**What to produce**
One number is the expected answer: the count of lines in the material below containing the word "icon".

**Supplied data**
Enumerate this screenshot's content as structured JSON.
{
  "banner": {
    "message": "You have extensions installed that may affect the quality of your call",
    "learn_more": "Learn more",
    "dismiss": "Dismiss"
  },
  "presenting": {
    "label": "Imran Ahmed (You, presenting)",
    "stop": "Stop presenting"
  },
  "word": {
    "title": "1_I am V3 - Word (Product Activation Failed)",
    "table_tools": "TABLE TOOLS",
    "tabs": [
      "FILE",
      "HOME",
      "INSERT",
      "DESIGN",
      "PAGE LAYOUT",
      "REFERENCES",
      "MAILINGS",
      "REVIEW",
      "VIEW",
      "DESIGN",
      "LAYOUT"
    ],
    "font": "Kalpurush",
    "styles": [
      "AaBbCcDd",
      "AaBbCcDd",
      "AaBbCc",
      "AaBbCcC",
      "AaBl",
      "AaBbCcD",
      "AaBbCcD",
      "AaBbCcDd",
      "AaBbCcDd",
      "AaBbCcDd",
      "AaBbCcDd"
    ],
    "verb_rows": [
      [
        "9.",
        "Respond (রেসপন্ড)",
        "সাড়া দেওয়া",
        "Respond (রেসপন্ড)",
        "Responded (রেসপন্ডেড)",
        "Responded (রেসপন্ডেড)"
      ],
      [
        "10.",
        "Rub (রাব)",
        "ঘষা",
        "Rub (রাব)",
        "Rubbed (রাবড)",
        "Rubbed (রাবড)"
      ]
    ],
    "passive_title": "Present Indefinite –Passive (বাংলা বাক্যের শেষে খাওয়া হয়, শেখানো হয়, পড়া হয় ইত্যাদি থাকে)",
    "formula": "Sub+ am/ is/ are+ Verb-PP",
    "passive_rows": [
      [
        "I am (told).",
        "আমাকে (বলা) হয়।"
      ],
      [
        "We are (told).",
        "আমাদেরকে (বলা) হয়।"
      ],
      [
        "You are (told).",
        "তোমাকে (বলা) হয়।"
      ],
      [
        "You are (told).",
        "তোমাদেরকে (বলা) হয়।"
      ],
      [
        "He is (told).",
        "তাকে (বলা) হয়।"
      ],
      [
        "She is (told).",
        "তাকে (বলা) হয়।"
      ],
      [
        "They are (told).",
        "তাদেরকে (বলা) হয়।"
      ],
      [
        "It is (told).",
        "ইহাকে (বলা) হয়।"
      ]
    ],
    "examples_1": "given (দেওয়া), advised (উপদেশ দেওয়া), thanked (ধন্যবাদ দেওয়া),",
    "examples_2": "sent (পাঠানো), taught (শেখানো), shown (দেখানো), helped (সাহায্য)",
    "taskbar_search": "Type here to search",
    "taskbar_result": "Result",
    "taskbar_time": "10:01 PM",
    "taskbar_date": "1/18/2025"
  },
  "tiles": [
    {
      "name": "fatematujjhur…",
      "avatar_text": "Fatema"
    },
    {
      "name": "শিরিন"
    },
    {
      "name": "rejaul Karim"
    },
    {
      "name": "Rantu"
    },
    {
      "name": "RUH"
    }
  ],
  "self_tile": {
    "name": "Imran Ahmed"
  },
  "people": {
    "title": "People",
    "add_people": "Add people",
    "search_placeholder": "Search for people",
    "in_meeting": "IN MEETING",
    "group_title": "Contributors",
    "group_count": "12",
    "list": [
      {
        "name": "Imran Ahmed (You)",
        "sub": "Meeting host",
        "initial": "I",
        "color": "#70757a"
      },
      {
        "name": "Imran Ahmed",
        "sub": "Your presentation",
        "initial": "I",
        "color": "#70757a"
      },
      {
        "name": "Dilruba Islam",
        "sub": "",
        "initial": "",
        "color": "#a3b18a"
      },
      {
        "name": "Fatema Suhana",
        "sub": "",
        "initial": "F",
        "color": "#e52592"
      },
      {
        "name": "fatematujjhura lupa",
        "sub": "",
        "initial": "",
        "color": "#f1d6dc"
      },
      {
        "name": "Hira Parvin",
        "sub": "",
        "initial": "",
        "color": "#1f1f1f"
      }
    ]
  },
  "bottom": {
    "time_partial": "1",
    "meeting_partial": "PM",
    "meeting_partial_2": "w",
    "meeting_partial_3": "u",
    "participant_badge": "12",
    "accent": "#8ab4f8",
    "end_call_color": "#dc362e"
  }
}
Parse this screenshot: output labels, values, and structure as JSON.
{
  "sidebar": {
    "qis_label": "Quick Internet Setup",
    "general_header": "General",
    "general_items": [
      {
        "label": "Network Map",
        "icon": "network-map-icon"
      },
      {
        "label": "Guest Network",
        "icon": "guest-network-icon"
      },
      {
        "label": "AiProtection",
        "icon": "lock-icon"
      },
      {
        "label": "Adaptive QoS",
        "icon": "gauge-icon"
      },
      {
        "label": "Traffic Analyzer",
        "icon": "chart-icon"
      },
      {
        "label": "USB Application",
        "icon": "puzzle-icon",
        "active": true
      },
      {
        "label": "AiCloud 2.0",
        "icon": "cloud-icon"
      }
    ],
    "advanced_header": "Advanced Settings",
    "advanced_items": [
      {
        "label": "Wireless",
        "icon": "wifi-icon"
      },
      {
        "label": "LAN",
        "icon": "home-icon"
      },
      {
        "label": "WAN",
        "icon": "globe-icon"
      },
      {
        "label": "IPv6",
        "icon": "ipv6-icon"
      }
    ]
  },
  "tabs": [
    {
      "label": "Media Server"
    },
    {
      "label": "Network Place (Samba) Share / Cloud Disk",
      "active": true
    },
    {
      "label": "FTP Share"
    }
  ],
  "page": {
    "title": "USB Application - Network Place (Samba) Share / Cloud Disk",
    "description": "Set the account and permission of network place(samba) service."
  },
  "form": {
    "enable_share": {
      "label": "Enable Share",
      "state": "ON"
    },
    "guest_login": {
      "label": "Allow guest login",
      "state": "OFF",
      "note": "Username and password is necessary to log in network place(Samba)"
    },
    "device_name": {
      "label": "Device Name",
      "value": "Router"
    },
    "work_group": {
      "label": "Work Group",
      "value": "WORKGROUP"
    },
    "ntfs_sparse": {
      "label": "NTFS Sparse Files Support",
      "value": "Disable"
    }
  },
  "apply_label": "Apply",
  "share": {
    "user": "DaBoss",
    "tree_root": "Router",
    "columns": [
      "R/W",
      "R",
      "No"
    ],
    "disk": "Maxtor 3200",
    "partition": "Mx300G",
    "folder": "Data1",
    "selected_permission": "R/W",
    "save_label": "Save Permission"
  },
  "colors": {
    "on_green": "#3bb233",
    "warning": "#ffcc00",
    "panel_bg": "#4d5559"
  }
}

**Reply**
11